REQUIRED WORK: Tally the lines below that include "icon" and give only the total.

DATA FOR ANALYSIS:
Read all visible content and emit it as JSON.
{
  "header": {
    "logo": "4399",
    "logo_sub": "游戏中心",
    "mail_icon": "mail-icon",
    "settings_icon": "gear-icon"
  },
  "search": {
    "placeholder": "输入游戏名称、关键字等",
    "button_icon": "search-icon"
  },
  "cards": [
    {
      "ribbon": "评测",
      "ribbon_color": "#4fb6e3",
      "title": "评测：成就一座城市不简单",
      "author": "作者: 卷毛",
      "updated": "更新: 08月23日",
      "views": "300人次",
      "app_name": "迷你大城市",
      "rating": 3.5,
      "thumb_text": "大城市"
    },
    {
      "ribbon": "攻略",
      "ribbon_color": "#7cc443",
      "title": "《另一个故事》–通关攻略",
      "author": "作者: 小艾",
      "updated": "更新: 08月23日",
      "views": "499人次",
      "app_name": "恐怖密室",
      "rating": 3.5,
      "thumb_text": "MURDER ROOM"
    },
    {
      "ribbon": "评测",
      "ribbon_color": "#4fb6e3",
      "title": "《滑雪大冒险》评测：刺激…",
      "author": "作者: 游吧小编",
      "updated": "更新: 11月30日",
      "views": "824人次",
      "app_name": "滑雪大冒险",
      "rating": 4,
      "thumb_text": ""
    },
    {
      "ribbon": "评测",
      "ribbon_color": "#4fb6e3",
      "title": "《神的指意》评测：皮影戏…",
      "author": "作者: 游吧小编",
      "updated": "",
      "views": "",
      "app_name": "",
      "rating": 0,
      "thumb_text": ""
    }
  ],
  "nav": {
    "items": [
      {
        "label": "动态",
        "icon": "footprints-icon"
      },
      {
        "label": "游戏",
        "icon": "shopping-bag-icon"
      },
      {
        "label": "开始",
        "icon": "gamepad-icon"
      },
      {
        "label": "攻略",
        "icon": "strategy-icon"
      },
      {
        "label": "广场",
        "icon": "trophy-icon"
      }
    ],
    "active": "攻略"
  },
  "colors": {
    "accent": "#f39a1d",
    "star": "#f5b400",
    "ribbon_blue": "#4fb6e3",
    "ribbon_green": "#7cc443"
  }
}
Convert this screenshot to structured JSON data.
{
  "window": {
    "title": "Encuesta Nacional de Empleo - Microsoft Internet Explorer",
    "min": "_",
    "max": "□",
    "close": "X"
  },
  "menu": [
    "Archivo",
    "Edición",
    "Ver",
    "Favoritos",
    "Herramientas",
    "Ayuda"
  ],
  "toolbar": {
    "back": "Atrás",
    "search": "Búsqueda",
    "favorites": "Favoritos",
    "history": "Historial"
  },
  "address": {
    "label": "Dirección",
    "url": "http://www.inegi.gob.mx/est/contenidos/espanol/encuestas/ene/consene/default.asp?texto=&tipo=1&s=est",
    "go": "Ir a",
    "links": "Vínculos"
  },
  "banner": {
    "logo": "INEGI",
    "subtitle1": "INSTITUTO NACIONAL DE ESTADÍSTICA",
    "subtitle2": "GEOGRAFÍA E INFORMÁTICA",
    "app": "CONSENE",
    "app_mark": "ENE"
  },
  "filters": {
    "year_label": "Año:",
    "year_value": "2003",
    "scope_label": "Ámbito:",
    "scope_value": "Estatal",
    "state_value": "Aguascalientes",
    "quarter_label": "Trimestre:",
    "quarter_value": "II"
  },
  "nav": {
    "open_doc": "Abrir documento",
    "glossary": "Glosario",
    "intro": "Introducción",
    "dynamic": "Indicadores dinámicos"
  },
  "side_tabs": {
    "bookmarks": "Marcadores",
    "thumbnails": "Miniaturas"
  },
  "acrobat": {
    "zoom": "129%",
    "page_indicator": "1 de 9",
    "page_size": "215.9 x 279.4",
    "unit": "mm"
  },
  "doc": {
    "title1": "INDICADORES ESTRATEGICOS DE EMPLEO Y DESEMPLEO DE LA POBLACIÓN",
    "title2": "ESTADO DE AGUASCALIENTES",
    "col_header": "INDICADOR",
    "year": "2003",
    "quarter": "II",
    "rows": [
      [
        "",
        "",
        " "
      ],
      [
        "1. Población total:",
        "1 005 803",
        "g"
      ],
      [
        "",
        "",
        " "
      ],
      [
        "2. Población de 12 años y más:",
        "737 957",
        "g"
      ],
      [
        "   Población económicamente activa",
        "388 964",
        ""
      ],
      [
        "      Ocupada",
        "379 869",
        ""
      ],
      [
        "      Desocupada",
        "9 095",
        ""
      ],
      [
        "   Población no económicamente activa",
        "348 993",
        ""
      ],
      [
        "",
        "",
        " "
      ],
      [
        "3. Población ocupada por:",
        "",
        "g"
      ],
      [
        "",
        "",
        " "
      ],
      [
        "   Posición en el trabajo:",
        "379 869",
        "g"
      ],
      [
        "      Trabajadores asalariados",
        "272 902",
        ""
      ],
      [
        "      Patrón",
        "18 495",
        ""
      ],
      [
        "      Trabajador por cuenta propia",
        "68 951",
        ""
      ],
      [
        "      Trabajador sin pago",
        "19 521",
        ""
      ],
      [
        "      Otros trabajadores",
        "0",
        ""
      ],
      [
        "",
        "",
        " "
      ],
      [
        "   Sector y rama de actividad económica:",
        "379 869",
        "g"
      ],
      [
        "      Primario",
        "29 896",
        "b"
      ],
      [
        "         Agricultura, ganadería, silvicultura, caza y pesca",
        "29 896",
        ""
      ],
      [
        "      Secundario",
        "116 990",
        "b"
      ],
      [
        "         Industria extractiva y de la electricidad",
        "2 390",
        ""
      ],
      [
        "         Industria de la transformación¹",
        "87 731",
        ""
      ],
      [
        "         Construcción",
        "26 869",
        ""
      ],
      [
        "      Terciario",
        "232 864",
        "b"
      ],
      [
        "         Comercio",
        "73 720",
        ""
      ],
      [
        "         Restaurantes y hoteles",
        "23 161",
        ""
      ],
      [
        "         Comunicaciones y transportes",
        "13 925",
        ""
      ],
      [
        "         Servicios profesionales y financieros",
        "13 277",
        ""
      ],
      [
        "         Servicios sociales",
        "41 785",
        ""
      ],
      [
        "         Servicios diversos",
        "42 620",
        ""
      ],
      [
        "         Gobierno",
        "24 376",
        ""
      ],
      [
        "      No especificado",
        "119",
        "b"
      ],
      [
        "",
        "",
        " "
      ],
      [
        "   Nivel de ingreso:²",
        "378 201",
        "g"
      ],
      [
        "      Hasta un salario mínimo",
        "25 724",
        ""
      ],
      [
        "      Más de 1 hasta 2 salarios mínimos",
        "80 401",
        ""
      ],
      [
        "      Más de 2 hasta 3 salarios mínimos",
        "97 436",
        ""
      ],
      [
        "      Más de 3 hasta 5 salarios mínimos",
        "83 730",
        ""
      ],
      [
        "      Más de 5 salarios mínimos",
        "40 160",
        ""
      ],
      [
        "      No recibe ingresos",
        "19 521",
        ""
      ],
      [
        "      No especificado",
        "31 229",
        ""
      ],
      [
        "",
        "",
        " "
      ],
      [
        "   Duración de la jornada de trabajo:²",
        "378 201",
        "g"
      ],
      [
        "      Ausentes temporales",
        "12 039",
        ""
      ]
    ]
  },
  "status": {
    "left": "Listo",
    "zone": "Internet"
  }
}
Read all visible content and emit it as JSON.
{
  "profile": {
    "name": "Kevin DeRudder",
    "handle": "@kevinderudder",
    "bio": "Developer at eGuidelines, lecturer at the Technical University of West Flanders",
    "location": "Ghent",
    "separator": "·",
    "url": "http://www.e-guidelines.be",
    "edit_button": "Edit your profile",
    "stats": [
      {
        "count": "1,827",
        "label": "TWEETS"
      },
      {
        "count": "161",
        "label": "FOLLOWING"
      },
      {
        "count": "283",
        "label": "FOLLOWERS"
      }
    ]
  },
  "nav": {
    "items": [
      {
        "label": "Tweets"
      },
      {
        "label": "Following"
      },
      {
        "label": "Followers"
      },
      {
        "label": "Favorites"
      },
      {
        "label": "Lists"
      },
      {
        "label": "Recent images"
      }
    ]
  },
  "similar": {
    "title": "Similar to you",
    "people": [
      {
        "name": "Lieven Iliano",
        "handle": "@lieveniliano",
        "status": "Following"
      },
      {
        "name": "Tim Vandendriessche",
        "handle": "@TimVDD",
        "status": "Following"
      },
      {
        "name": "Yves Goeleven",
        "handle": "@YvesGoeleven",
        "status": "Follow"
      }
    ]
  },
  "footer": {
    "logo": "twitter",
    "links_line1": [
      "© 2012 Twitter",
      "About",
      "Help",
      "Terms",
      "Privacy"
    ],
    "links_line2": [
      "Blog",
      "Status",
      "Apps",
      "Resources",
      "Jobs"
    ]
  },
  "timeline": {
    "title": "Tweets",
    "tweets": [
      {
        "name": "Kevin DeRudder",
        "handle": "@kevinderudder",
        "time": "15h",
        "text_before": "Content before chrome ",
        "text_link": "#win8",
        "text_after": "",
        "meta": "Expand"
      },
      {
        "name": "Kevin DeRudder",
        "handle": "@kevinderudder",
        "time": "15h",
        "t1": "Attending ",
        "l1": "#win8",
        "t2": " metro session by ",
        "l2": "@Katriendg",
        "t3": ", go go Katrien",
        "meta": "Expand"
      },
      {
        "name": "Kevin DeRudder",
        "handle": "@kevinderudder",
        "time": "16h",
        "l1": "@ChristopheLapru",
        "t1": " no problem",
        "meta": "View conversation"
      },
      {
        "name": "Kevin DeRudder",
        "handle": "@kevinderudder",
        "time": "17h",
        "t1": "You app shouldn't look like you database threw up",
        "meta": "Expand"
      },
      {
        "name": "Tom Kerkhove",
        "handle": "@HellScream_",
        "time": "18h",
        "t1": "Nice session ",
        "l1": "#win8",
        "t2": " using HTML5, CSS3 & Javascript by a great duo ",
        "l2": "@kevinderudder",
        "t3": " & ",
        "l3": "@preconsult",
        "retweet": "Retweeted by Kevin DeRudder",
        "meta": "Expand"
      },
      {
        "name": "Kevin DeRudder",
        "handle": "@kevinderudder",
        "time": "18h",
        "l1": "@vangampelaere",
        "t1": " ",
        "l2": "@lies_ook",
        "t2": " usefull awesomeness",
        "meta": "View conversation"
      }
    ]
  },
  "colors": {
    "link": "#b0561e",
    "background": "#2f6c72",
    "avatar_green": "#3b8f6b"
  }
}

RESULT FOR THIS EXERCISE: 8